David Hannah, principal consultant at Cornerstone Tax, here discusses why the UK housing market hasn’t started to accept crypto as payment and whether this will ever change.
"2021 could be considered as the year of crypto, being marked by several major breakthroughs for cryptocurrencies. New crypto applications like non-fungible tokens (NFTs) set new records at major auction houses, Bitcoin made big strides towards mainstream acceptance with major websites accepting the coin as a means of exchange, and even a country – El Salvador - becoming the first country to accept Bitcoin as legal tender.
Despite all this, the UK housing market still has not started to accept crypto as legal tender for buying a house. I discuss why this is and whether it will change in the future.
The rise of cryptocurrency has continued throughout 2022, with digital currencies now well on their way to becoming part of mainstream finance. The last year has seen a drastic transformation and an astronomical rise for crypto, but with the market still being considered as volatile, the future of the crypto market remains unclear.
The increasing mainstream attention which cryptocurrency is achieving has meant that the number of institutions accepting cryptocurrencies as a method of payment is growing by the day, with products such as cars, insurance, technology, and jewellery all being available to purchase using a cryptocurrency as a payment method. However, one product which is still unavailable to buy via cryptocurrency is UK real estate.
The volatile nature of cryptocurrency has caused complications in accepting it as a trade for a UK property, with fluctuations being sizeable in the market, however, with the market cap of the top 3 cryptocurrencies amounting to $1.4 trillion it seems impossible to deny for too long.
The UK housing market has not yet adopted cryptocurrency as a recognised method of payment, but how long will it take?
Why and when?
Why the UK housing market doesn’t accept cryptocurrency as payment is a hot topic. The answer is fairly straightforward – generally currencies are traded on a recognised exchange, currencies usually belong to nation states who have central banks, for example The Bank of England regulates sterling, and the US Fed regulates the dollar.
The truth is, there is no central bank for cryptocurrency, it doesn’t have a nation state. So, it can’t be a recognised currency and can’t be exchanged or traded against other currencies. In fact, a cryptocurrency is an asset, a bit like a tangible asset like gold, or indeed any other valuable asset – like a work of art or a vintage car.
These, unlike recognised currencies, are chargeable to capital gains tax.
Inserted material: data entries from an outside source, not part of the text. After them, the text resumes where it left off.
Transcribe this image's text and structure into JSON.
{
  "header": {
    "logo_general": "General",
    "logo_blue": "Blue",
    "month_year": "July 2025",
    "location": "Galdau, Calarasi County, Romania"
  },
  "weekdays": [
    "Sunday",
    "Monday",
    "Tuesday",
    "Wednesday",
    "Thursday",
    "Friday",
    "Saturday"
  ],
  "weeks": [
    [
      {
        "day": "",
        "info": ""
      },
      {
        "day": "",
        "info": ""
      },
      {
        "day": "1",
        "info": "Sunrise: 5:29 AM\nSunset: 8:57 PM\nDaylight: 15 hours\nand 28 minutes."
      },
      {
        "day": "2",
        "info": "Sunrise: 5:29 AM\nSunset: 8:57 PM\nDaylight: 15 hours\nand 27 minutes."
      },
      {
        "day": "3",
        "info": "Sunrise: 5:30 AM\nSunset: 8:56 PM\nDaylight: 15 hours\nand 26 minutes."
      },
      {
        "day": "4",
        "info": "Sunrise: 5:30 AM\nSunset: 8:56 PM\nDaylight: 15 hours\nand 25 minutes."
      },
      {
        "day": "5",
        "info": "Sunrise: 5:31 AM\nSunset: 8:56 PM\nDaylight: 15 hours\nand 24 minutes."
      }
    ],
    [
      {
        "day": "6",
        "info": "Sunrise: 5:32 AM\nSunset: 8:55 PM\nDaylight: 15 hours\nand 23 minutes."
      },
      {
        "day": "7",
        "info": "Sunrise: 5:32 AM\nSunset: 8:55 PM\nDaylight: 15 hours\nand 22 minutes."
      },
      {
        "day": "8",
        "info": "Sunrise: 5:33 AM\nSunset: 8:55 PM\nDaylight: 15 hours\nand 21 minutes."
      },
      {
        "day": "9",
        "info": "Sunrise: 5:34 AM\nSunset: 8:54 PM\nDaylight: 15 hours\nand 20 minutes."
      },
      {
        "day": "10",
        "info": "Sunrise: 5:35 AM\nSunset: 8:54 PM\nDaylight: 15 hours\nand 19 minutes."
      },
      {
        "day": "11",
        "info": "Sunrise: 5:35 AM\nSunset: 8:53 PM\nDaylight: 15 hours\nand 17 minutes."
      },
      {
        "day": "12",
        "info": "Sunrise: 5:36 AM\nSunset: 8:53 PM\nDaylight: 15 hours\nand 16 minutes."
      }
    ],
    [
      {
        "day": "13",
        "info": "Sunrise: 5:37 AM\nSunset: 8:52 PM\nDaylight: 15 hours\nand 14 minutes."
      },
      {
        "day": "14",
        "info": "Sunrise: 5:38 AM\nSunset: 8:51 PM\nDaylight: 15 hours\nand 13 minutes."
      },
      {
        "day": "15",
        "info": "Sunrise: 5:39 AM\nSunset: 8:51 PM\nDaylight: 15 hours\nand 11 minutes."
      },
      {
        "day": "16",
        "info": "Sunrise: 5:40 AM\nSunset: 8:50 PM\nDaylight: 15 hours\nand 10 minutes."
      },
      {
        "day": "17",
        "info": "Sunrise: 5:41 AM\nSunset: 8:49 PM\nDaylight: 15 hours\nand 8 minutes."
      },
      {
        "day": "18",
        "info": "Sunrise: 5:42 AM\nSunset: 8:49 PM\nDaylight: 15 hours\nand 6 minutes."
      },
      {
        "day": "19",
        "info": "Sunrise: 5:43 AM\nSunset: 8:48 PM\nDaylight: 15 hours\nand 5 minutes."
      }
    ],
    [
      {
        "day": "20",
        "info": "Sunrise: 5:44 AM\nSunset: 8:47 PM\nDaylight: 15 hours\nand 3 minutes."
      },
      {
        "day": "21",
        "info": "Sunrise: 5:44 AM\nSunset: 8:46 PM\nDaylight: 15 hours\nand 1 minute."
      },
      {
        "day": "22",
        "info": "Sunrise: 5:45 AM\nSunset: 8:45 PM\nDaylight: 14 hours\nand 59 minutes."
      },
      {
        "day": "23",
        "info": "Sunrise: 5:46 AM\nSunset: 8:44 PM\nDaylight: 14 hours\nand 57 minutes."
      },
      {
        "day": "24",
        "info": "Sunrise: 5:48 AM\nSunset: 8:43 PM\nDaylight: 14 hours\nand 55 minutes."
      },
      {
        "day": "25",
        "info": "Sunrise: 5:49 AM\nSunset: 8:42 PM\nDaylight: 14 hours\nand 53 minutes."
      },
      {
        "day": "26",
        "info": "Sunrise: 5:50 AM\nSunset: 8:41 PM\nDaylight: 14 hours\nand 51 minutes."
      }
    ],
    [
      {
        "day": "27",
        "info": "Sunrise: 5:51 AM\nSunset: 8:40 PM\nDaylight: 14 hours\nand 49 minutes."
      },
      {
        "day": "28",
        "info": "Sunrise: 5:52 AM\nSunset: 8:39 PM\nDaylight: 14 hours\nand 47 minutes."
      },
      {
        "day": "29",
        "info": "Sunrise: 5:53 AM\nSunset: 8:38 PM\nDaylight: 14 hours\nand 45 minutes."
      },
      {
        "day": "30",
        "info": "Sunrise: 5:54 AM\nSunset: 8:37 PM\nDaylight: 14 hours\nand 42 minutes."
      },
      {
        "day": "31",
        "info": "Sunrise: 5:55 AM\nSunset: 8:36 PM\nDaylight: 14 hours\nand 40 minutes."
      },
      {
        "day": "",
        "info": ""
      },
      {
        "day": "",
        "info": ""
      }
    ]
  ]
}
However, not a lot of people realise that foreign currency gains are exempt from CGT. As Bitcoin and its sisters are regarded as assets, they are taxable. Because of that, if you were trying to buy a property with a cryptocurrency, you wouldn’t be paying in a foreign currency – which the stamp duty legislation takes account of, but rather exchanging one asset – the cryptocurrency, for another asset – the house.
"If you take payment in a foreign currency, the SDLT rules require you to take the exchange rate on the day of completion. However, with the exchange of a non-monetary asset you must take the market value. Valuing cryptocurrency on any given day is straightforward, but for example, if I wanted to swap my house for your Mona Lisa, how would we value that? There is also the problem of transmission and certification of value. Solicitors are not geared up to deal with non-monetary consideration. This is why you won’t be able to buy a UK property with cryptocurrency, yet.
It’s going to take time for things to become more mainstream, only the market will dictate how long that takes."